PURPOSE: Participating in clinical practice shapes students' identities, but it is unclear how students build meaningful relationships while "dipping into" various social contexts. This study explored with whom students interacted, which social relationships they built, and how these relationships contributed to the formation of a professional identity. METHOD: In this longitudinal study at University Medical Center Groningen, University of Groningen, the Netherlands, 9 undergraduate medical students recorded experiences of thinking about themselves as future professionals (September 2015 to March 2017). The authors conducted template analysis using both open coding and a priori themes derived from Wenger's modes of belonging to communities of practice: engagement, imagination, and alignment. RESULTS: The authors received 205 recorded experiences. While rotating, students used engagement, imagination, and alignment to give meaning to clinical workplace social interactions. Participants considered relationships with doctors, patients, and peers as preconditions for engaging in meaningful experiences. Although imagination and alignment were less represented, discussing imagination with peers and physicians stimulated a deeper understanding of what it means to become a physician. Explicitly being invited "to the table" and awareness of the benefits of being a clerk were instances of alignment that stimulated the development of identities as future doctors. CONCLUSIONS: To understand the nature of professional identity formation, Wenger's modes of belonging must be considered. Where engagement is very prevalent, imagination and alignment are less spontaneously mentioned and therefore more difficult to foster. Looking for ways to support imagination and alignment is important for students' sensemaking process of becoming a doctor.

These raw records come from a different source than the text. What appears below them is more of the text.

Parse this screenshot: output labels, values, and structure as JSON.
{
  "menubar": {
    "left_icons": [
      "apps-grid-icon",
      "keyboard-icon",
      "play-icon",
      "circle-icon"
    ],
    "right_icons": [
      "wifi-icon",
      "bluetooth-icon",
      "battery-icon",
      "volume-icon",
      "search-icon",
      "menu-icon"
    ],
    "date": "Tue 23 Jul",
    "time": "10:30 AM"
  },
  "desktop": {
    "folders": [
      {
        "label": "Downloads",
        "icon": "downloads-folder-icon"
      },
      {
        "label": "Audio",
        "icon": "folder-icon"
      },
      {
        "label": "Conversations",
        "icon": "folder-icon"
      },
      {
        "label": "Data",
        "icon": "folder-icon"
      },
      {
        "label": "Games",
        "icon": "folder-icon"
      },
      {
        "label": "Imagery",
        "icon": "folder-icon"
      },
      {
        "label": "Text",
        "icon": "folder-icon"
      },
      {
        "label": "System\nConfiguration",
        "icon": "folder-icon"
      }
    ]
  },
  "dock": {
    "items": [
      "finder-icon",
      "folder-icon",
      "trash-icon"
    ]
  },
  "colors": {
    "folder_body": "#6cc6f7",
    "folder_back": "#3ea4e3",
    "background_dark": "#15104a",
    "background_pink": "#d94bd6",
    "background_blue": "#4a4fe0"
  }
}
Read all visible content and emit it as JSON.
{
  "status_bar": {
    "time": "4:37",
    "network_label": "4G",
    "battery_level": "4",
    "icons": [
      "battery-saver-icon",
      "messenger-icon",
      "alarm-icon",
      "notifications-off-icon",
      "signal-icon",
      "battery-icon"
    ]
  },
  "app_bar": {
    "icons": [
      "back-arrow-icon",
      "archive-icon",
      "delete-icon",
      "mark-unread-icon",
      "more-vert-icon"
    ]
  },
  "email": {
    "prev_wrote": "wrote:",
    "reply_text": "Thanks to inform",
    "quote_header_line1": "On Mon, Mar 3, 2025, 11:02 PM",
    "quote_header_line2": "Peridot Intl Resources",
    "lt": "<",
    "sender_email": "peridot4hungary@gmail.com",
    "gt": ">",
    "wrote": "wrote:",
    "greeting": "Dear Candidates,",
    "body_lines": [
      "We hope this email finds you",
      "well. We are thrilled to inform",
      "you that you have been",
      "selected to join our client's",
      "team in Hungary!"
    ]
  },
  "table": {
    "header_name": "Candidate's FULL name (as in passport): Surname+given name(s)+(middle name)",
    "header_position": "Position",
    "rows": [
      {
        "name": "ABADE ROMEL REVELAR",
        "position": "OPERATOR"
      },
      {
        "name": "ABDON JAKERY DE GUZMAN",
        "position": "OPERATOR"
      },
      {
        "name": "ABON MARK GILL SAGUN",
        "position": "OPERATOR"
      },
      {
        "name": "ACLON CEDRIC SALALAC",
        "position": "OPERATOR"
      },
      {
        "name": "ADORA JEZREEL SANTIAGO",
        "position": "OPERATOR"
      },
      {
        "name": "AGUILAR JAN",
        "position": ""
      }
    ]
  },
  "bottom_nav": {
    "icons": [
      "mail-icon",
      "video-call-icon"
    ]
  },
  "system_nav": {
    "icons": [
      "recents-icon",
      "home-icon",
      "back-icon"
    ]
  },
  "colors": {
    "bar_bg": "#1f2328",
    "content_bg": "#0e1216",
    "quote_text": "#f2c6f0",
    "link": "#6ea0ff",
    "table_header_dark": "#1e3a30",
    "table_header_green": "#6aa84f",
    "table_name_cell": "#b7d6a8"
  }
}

Adema, M., Dolmans, D. H. J. M., Raat, J. A. N., Scheele, F., Jaarsma, A. D. C., & Helmich, E. (2019). Social Interactions of Clerks: The Role of Engagement, Imagination, and Alignment as Sources for Professional Identity Formation. Academic Medicine, 94(10), 1567-1573. https://doi.org/10.1097/ACM.0000000000002781